“What I can name cannot really prick me,” Roland Barthes writes in Camera Lucida, positing that the photographic  image, ironically, is activated not by its sense of verisimilitude but precisely the opposite: the presence of the  indefinable, the unnameable. An image which is entirely explained and explainable – in which meaning exists in a closed […]

Aglaia Konrad: ‘Concrete and Samples’ Sainsbury Centre for Visual Arts

Aglaia Konrad’s work across photography and film surveys the built form with a quiet, careful regard. Her studies of  architecture function individually as documents, portraits, yet together transcend any reductive reading to form a  corpus which mines greater depths. Circling the indeterminate, liminal spaces where the built abuts the unbuilt, the   enclosed faces the excluded, […]

Apparent Positions Sainsbury Centre for Visual Arts

“The territory in question must be able to exist in any region on the surface of the globe; therefore we must study under what conditions it remains inaccessible, not only to ships, airplanes or other vehicles, but even to the eye. I mean that it might be possible, theoretically, for it to exist in the […]

Seamus Harahan: Cold Open (Gimpel Fils, London) Art Monthly #360, October 2012

Seamus Harahan’s is a ludic world of porous borders in which the agency of the author hesitates and modulates, confronts then eludes the viewer. In two new video works Cold Open, 2010, and Auftakt, 2011, the artist pursues a game of and about chance, and about the construction of meaning via inference and implication, creating […]

Benedict Drew: Gliss (Cell Projects, London) Art Monthly #357, June 2012

After the death of God, there was no return to earth or radical re-imagining: our secrets and fears stayed skybound. Now data is ‘served’ to us magnanimously, ‘pushed’ down to we leaden receptacles, we mute receivers. ‘On earth’ – whatever that may mean now – we search for meaning in barren soil under the beneficent […]

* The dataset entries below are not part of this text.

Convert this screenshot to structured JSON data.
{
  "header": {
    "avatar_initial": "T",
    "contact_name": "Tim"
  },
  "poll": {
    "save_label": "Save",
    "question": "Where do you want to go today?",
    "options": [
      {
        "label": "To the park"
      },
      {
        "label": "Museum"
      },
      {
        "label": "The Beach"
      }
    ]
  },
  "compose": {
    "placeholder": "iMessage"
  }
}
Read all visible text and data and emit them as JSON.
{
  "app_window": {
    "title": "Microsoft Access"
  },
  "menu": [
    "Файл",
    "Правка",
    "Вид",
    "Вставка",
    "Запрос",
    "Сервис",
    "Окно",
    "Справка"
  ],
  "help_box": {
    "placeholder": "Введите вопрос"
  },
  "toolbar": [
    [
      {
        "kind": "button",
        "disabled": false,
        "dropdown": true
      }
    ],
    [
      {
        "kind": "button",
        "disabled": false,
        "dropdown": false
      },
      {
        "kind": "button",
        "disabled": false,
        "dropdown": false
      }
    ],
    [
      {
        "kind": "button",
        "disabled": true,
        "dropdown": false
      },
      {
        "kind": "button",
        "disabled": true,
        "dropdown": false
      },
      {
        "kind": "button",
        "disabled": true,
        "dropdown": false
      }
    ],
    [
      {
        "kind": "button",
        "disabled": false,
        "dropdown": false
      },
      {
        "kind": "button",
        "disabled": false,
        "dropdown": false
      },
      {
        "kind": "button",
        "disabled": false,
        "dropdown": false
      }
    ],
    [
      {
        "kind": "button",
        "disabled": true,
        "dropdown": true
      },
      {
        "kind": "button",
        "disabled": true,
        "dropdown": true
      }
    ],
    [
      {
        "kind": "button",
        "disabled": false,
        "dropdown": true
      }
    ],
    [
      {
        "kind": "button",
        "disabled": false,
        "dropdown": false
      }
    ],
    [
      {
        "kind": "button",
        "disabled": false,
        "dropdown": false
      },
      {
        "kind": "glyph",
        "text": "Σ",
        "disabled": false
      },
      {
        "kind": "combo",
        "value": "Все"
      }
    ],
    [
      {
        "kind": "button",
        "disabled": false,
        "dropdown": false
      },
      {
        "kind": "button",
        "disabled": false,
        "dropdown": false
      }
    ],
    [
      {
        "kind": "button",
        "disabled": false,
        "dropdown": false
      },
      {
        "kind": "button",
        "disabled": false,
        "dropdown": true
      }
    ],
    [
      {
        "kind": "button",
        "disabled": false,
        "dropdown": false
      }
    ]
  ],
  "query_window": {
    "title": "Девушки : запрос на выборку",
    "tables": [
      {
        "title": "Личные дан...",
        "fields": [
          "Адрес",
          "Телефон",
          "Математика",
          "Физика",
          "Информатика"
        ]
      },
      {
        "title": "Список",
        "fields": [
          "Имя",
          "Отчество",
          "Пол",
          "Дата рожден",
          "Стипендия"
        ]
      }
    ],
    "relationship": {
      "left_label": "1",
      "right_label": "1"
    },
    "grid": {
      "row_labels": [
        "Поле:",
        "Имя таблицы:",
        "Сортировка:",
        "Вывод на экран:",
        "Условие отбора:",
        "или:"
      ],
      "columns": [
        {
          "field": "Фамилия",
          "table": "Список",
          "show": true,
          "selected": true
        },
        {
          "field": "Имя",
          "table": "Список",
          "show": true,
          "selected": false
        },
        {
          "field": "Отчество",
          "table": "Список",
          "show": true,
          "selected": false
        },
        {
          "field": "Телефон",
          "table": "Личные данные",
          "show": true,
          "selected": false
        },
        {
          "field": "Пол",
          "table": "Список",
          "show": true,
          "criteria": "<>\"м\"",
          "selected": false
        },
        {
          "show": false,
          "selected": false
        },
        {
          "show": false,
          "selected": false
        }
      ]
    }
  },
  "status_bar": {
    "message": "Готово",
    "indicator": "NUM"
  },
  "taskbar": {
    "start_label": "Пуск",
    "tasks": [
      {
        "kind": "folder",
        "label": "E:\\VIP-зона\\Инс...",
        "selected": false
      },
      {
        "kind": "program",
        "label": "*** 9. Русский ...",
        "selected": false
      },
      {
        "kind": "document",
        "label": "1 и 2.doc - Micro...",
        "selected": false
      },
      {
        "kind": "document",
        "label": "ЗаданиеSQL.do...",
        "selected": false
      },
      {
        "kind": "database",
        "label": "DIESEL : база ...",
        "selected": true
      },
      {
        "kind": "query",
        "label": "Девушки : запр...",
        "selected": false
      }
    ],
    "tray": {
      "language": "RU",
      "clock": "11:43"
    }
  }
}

Where You Had Been: six films by Nick Collins, Peter Todd and Margaret Tait Screening notes

The light passes from ridge to ridge, from flower to flower – the hepaticas, wide-spread under the light grow faint – the petals reach inward, the blue tips bend toward the bluer heart and the flowers are lost. -HD, from Evening (in Sea Garden, 1916)   It is all too easy to look but not […]

Artists’ Film International (Whitechapel Gallery) Art Monthly #356, May 2012

The current iteration of Artists’ Film International explores, via five films, themes of displacement, migration, transience and loss. At the same time, the works crystallise some current threads in artists’ moving image practice: the documentary and the ‘social turn’; the abiding importance of the performative; and a rekindled interest in language. Indeed, a wider sense […]

Gabriel Abrantes & Daniel Schmidt’s ‘Palácios de Pena’ Experimenta blog, London Film Festival 2011

From the outset, Gabriel Abrantes and Daniel Schmidt’s Palácios de Pena establishes for itself a sense of veiled purpose, effecting a curious disjuncture in both narrative and form. Sumptuously, meticulously photographed; cinematic; yet curiously at odds with its conventional mantle, it dances between feature film and long-form artist’s work, never quite allowing itself to be […]

Hannes Schüpbach: Moments of Becoming Artesian, forthcoming

“My own instinct is that the poles of existence and nonexistence alternate at an extremely fast speed, and that we float in  that alternation. We don’t experience the nonexistence, the moments between existence; there is no way to perceive  these moments as such. But accepting their presence aerates life, and suffuses the “solid” world with […]